Sounds are produced by specialized structures called tymbals, and can exceed 100 decibels! If you’ve never been lucky(?) enough to hear one, enjoy this video clip:

  • Cicadas are not ‘locusts’ ( which are a behavioral adaptation of grasshoppers). They’re more closely related to leafhoppers and spittlebugs.
  • Common cicadas have life cycles between 3 and 5 years. Nymphs (immatures) live underground and feed on tree roots.
  • If you see a green cicada, it is not a periodical species.
  • Emergence in the PNW may be related to rainfall: Chatfield-Taylor, W. and Cole, J.A. 2017. Living rain gauges: cumulative precipitation explains the emergence schedules of California protoperiodical cicadas. Ecology 98: 2521-2527.

We do, in fact, have cicadas in Oregon, but they do not occur at nuisance levels. There are ~ 30 species in our region; one of the most encountered is Okanagana oregona (pictured at right).

QUICK FACTS

  • 1 1/4″ to 2″ long with a striped abdomen, orange head, and black eyes
  • Predator of many large-bodied insects (grasshoppers, beetles, etc.)
  • Potential serious threat to honeybees
  • Ground-nesting, active from May to August
  • Detected in August 2019 British Columbia (eradicated); 4 confirmed sightings in Washington state to date; 0 confirmed sightings to date in Oregon.

REGIONAL RESOURCES

Although AGH may have just hit headlines, there are a number of regional experts who can offer advice, answer questions, and field suspected reports of sightings. Please reach out if you are concerned. Early detection is key to limit the effects of invasive species.

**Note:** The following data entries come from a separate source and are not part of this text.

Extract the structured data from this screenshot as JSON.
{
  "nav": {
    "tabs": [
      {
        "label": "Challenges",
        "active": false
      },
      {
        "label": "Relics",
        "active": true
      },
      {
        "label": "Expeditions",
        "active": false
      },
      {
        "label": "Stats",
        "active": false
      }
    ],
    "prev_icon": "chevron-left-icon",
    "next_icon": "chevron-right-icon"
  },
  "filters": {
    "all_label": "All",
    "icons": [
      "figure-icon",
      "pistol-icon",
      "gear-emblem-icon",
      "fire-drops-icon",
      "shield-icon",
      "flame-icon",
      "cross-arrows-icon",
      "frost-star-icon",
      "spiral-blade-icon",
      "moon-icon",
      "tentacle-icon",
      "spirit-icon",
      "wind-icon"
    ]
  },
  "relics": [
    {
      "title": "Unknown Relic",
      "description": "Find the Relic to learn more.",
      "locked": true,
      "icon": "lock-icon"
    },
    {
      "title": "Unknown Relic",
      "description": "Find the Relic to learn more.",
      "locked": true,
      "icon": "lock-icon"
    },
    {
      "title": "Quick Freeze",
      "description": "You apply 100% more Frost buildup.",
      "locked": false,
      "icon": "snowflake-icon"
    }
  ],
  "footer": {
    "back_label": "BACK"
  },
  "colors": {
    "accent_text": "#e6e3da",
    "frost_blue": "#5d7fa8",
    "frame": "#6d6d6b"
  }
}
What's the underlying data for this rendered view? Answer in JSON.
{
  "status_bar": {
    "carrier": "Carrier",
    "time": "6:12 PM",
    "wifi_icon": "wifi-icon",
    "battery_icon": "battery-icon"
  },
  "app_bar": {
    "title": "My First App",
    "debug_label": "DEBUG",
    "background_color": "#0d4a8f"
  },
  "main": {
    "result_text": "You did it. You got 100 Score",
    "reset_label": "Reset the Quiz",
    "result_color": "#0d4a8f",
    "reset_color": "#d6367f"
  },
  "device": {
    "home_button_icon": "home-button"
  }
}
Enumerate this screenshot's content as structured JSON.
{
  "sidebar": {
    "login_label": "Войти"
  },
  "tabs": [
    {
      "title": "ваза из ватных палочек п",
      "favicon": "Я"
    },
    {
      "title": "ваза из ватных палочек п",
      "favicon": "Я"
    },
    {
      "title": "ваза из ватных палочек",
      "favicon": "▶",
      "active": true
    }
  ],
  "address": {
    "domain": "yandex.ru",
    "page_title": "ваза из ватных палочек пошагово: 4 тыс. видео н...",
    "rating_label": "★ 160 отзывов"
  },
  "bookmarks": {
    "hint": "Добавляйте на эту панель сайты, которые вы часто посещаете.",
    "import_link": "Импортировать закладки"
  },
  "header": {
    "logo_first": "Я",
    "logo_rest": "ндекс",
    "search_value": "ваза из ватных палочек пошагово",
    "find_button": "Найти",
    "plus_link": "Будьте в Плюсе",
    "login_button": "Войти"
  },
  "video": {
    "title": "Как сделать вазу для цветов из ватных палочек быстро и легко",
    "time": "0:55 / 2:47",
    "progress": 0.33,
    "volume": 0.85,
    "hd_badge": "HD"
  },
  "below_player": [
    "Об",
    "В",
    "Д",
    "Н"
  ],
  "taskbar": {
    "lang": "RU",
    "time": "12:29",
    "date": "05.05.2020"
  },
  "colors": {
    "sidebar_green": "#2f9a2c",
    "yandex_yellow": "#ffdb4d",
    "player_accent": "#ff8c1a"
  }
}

“It is certainly something to be … watchful for … [but]… I don’t think there’s a need for panic at all” ~ Eric Lee-Mader

Lee-Mader is a pollination conservation expert with the Xerces Society and has worked with AGH in Japan. Quotes extracted from his 4 MAY 2020 interview with KGW8 News, available here.